━━━━━ Given records ━━━━━
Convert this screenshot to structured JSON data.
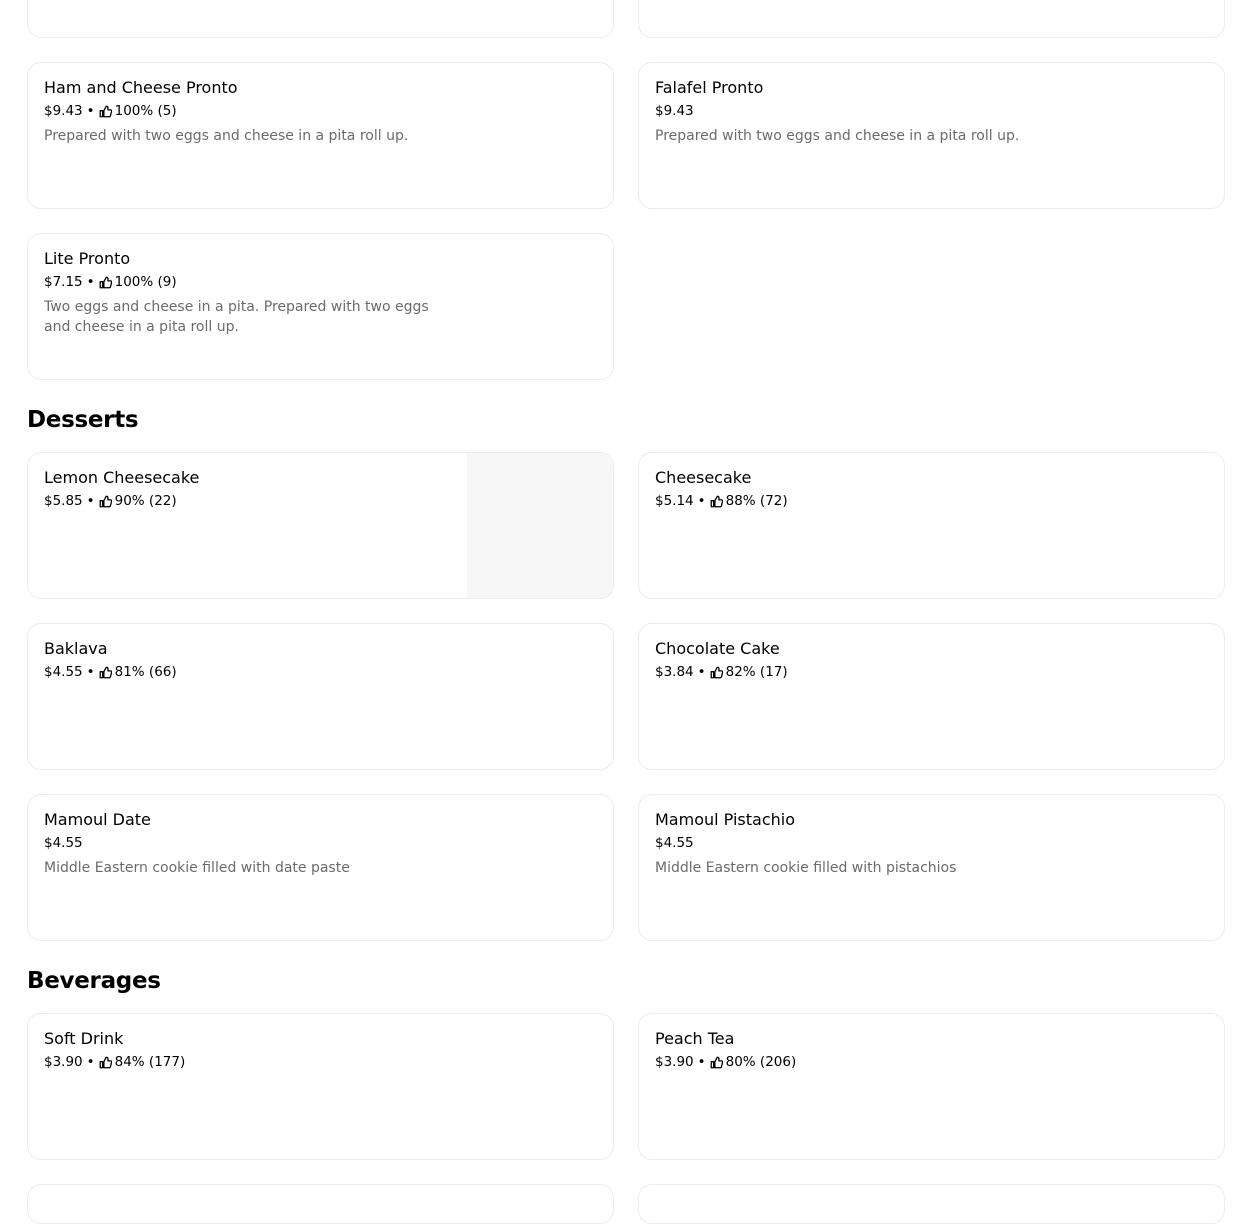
{
  "colors": {
    "card_border": "#ececec",
    "description": "#6b6b6b",
    "image_placeholder": "#f7f7f7"
  },
  "icons": {
    "rating": "thumbs-up-icon"
  },
  "sections": {
    "desserts": {
      "title": "Desserts"
    },
    "beverages": {
      "title": "Beverages"
    }
  },
  "items": {
    "ham_cheese": {
      "name": "Ham and Cheese Pronto",
      "price": "$9.43",
      "rating": "100% (5)",
      "description": "Prepared with two eggs and cheese in a pita roll up."
    },
    "falafel": {
      "name": "Falafel Pronto",
      "price": "$9.43",
      "description": "Prepared with two eggs and cheese in a pita roll up."
    },
    "lite": {
      "name": "Lite Pronto",
      "price": "$7.15",
      "rating": "100% (9)",
      "description": "Two eggs and cheese in a pita. Prepared with two eggs and cheese in a pita roll up."
    },
    "lemon_cheesecake": {
      "name": "Lemon Cheesecake",
      "price": "$5.85",
      "rating": "90% (22)"
    },
    "cheesecake": {
      "name": "Cheesecake",
      "price": "$5.14",
      "rating": "88% (72)"
    },
    "baklava": {
      "name": "Baklava",
      "price": "$4.55",
      "rating": "81% (66)"
    },
    "chocolate_cake": {
      "name": "Chocolate Cake",
      "price": "$3.84",
      "rating": "82% (17)"
    },
    "mamoul_date": {
      "name": "Mamoul Date",
      "price": "$4.55",
      "description": "Middle Eastern cookie filled with date paste"
    },
    "mamoul_pistachio": {
      "name": "Mamoul Pistachio",
      "price": "$4.55",
      "description": "Middle Eastern cookie filled with pistachios"
    },
    "soft_drink": {
      "name": "Soft Drink",
      "price": "$3.90",
      "rating": "84% (177)"
    },
    "peach_tea": {
      "name": "Peach Tea",
      "price": "$3.90",
      "rating": "80% (206)"
    }
  }
}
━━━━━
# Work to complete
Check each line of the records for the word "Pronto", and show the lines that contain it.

# Solution
      "name": "Ham and Cheese Pronto",
      "name": "Falafel Pronto",
      "name": "Lite Pronto",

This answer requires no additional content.